This exhibition is an exploration that seeks to decolonize the Western aesthetic standards long placed on these objects and to elevate the local indigenous perspectives of the works’ makers and communities. The Language of Beauty in African Art will run Nov. 20 – Feb. 27, 2023 at the Art Institute of Chicago.
Pair of Headdresses (Ciwara Kunw), mid-19th to early 20th century
Bamana; Baninko region, Mali. The Art Institute of Chicago, Ada Turnbull Hertle Endowment
Co-organized with The Bronx Museum of the Arts, this is the first comprehensive museum exhibition of the profoundly moving and complex work of Darrel Ellis. The exhibition includes works from major public and private collections, as well as loans from artists for whom Ellis’s work serves as a crucial influence.

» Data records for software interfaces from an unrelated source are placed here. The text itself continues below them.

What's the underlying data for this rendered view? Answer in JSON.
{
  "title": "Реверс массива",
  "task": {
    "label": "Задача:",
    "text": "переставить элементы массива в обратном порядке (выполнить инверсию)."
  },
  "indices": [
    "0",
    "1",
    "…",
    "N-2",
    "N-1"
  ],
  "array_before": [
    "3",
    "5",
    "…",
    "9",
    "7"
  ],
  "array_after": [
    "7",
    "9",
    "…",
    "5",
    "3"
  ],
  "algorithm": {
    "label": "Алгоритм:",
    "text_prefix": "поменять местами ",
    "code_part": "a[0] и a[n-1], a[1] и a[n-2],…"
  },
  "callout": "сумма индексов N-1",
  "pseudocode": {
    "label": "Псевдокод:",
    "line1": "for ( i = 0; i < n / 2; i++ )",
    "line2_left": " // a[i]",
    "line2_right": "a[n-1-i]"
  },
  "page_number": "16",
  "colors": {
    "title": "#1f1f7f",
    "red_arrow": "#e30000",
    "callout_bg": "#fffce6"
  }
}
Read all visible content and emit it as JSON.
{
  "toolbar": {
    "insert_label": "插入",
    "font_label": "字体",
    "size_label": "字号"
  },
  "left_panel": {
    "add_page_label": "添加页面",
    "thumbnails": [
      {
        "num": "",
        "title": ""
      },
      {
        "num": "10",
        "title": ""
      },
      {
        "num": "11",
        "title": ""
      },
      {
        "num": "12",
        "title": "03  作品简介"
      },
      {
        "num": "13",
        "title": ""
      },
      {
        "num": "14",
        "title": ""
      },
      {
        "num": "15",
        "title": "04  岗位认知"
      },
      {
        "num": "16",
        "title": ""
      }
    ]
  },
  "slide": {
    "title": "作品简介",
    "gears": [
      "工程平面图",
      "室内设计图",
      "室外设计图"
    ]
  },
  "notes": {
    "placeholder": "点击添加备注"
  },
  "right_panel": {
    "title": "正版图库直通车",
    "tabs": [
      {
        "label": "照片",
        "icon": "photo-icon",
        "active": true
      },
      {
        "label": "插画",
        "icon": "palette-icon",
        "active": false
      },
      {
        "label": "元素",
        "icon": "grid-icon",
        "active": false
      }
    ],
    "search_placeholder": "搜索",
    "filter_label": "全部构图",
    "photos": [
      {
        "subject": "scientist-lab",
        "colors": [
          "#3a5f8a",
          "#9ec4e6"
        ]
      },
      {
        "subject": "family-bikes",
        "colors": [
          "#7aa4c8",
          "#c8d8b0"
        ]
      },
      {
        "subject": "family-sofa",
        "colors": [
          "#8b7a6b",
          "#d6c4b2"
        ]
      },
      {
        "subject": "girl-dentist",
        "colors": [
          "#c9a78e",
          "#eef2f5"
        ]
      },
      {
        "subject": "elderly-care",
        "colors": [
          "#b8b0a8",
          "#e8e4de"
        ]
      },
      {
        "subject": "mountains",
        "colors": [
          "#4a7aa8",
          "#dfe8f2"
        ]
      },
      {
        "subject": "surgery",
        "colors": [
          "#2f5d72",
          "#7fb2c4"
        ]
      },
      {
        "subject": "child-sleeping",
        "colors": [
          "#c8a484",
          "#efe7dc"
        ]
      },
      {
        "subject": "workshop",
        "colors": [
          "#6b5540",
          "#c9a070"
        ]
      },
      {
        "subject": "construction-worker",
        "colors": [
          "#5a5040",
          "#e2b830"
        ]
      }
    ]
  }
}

This will run Nov. 23 – April 23, 2023 at the Baltimore Museum of Art.
Courtesy of Darrel Ellis, Baltimore Museum of Art.
Deconstructing Power: W. E. B. Du Bois at the 1900 World’s Fair
Juxtaposing data visualizations made by Du Bois and his students with manufactured and decorative objects also displayed at the 1900 World’s Fair to unravel the complicated politics, and inequities, behind ideas of “progress.” This runs Dec. 9 – May 29, 2023 at Cooper Hewitt, Smithsonian Design Museum.
Just Above Midtown: Changing Spaces
The exhibition’s organization is loosely chronological, beginning with Bryant’s mission to “present African-American artists on the same platform with other established artists” and following how it became a collaborative, experimental breeding ground for David Hammons, Lorraine O’Grady, and more over the next dozen years. This runs Oct. 9 – Feb. 18, 2023.
Stephen Burks: Shelter in Place explores ideas concerning domesticity—namely asking how we can design our interiors to enable joyful living while empowering creativity. This exhibition runs through March 5, 2023.
Broom Thing Ambient Object, 2020. Stephen Burks (American, born 1969), designer
Berea College Student Craft, Berea College, Kentucky, established 1855, maker
Broom Thing Ambient Object, 2020
Dyed broomcorn and sugar maple wood
High Museum of Art, Atlanta, gift of Berea College Student Craft, 2022.74